A common defense of religious belief and practice is that without religion (and the teachings of the holy books), there would be no morality. In a historical, practical sense this is at least partially true. Morals were dictated and enforced by religious authority, and justified on religious grounds – God says not to steal, therefore we will punish stealing. However, it is important to recognize that just because something has worked in the past, that does not make it true, nor does it mean we must continue to use it when we have much better alternatives. As Brian Lychenhaun noted in his presentation that I talked about on Wednesday, not only is it possible to make moral decisions without relying on religious teachings, we do it already. I would argue (and, I think, so would Brian) that it is in fact better to make moral decisions that are informed by critical thinking and logic rather than relying on a mistranslated text written thousands of years ago that invoke, as their reasoning, an entity whose existence cannot be proven.

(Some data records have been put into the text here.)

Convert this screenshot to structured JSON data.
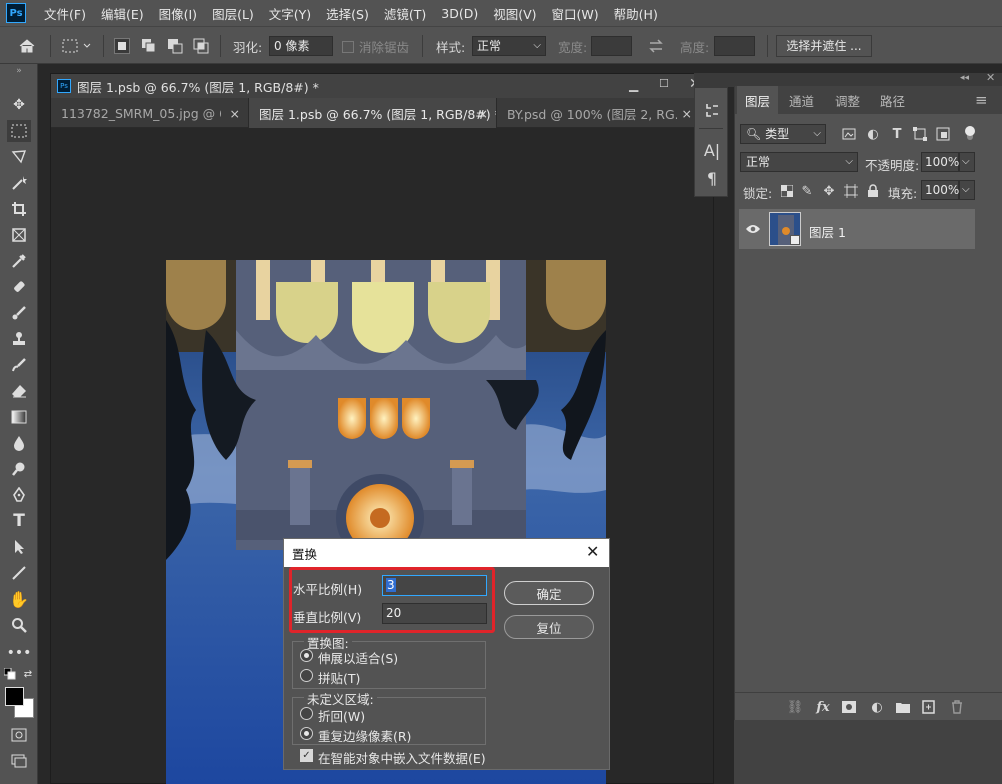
{
  "menu": {
    "logo": "Ps",
    "items": [
      "文件(F)",
      "编辑(E)",
      "图像(I)",
      "图层(L)",
      "文字(Y)",
      "选择(S)",
      "滤镜(T)",
      "3D(D)",
      "视图(V)",
      "窗口(W)",
      "帮助(H)"
    ]
  },
  "options": {
    "feather_label": "羽化:",
    "feather_value": "0 像素",
    "antialias_label": "消除锯齿",
    "style_label": "样式:",
    "style_value": "正常",
    "width_label": "宽度:",
    "height_label": "高度:",
    "select_mask_button": "选择并遮住 ..."
  },
  "document": {
    "title": "图层 1.psb @ 66.7% (图层 1, RGB/8#) *",
    "tabs": [
      {
        "label": "113782_SMRM_05.jpg @ 6...",
        "close": "×"
      },
      {
        "label": "图层 1.psb @ 66.7% (图层 1, RGB/8#) *",
        "close": "×"
      },
      {
        "label": "BY.psd @ 100% (图层 2, RG...",
        "close": "×"
      }
    ]
  },
  "dialog": {
    "title": "置换",
    "horizontal_label": "水平比例(H)",
    "horizontal_value": "3",
    "vertical_label": "垂直比例(V)",
    "vertical_value": "20",
    "ok_button": "确定",
    "reset_button": "复位",
    "map_group_label": "置换图:",
    "map_option_stretch": "伸展以适合(S)",
    "map_option_tile": "拼贴(T)",
    "undefined_group_label": "未定义区域:",
    "undefined_option_wrap": "折回(W)",
    "undefined_option_repeat": "重复边缘像素(R)",
    "embed_checkbox_label": "在智能对象中嵌入文件数据(E)",
    "highlight_color": "#e0242a"
  },
  "layers_panel": {
    "tabs": [
      "图层",
      "通道",
      "调整",
      "路径"
    ],
    "filter_value": "类型",
    "blend_mode": "正常",
    "opacity_label": "不透明度:",
    "opacity_value": "100%",
    "lock_label": "锁定:",
    "fill_label": "填充:",
    "fill_value": "100%",
    "layers": [
      {
        "name": "图层 1"
      }
    ]
  },
  "colors": {
    "accent": "#31a8ff"
  }
}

Author Sam Harris makes a similar argument that science can inform our moral decisions. He does so at TED, which is a lecture series given by prominent scientists, authors and thinkers. If you haven’t watched TED videos before, you should. I promise not to make every Movie Friday a TED lecture, but they will show up with regularity because they’ve got some really fantastic ideas. Anyway, check out the video:

I am with Sam most of the way. I think he fails to make a solidly coherent point – I’m sure he has one, but he seems to dance around it a bit. The central thesis seems to be that values reduce to facts, and we can examine and test the truth of those facts. Knowledge of those facts will help inform the decisions we make. I’m with him only part of the way. He uses “values” in a more colloquial way than I do. He seems to be talking about decisions and policies whereas I see values as the set of emotional and mental prescripts that underpin those decisions – being anti-abortion is not a “value”, it is a position that is driven by the underlying emotional opinion that human beings come into existence at the moment of conception. Of course, that value can be examined by science, but there needs to first be a definition of what a “human” is. However, the take-away message (or at least the one that I took away) is that we can use science and the scientific method (logic applied to agreed-upon first principles, verified by observation) to answer moral questions. We do not need religion, as religious texts are not comprehensive enough to give reliable answers in the face of novel ethical dilemmas.

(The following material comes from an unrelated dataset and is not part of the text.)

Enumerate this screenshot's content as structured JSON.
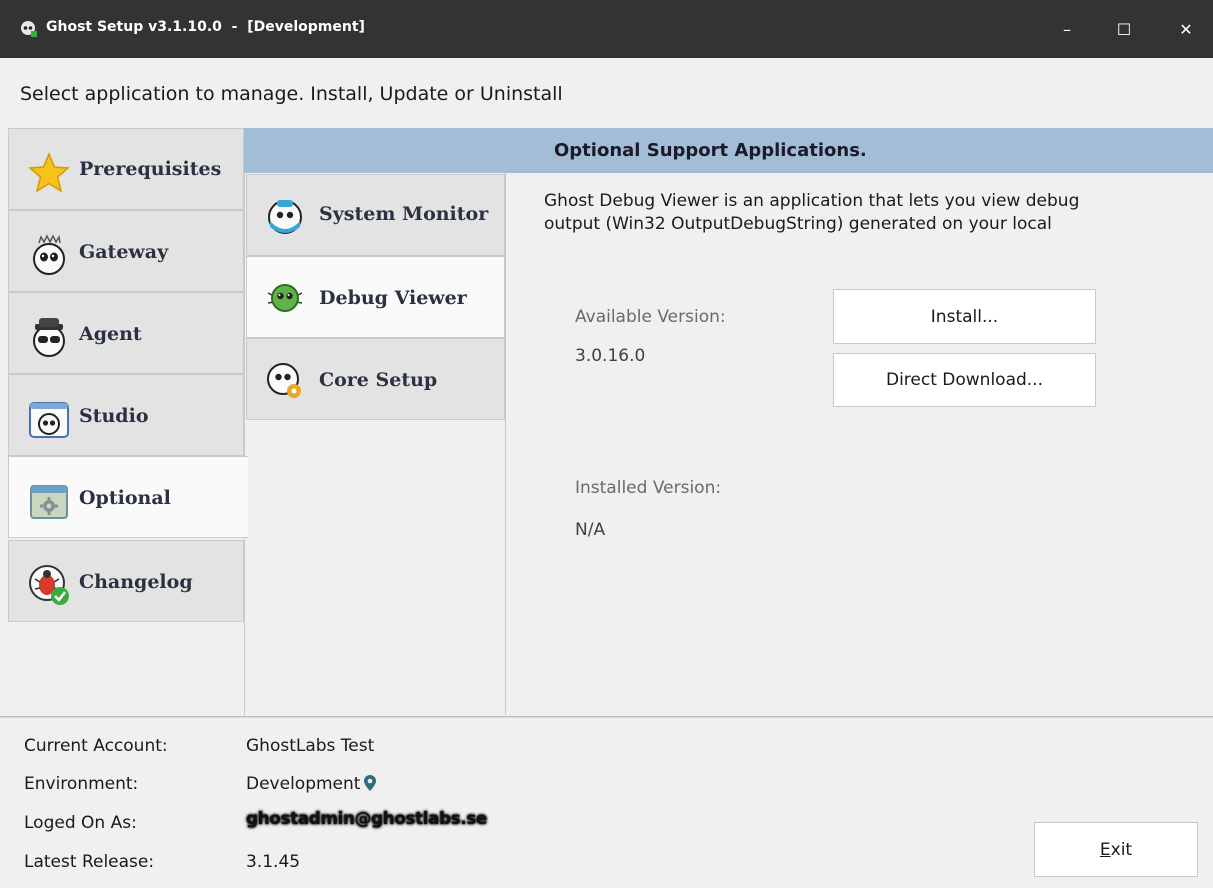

I also particularly love the section where he throws away the tired liberal doctrine of “who are we to say that another culture/practice/person is wrong?” He turns it right back on its head and asks “who are we not to say?” We can establish standards for what is right and wrong, based on an agreed-upon first principle of ‘good’. We can test the value of that ‘goodness’ through logic and observation – if adherence to scripture is ‘the good’, what effect will that have? Is that a desirable effect for human survival and social stability? Harris offers “human happiness” as an idea for ‘the good’, which is the basic principle held by secular humanists. Sure it has its flaws but it is far superior (for humans, who are the ones making the decisions) to any religious exhortation to please the invisible YahwAlladdha.

I also love the lines that he goes out on:

“We can no more respect and tolerate vast differences in notions of human well-being than we can respect or tolerate vast differences in the notion of how disease spreads or the safety standards of large buildings or airplanes. We simply must converge on the answers we give to the most important questions in human life; and to do that, we have to admit these questions have answers.”

Just fantastic.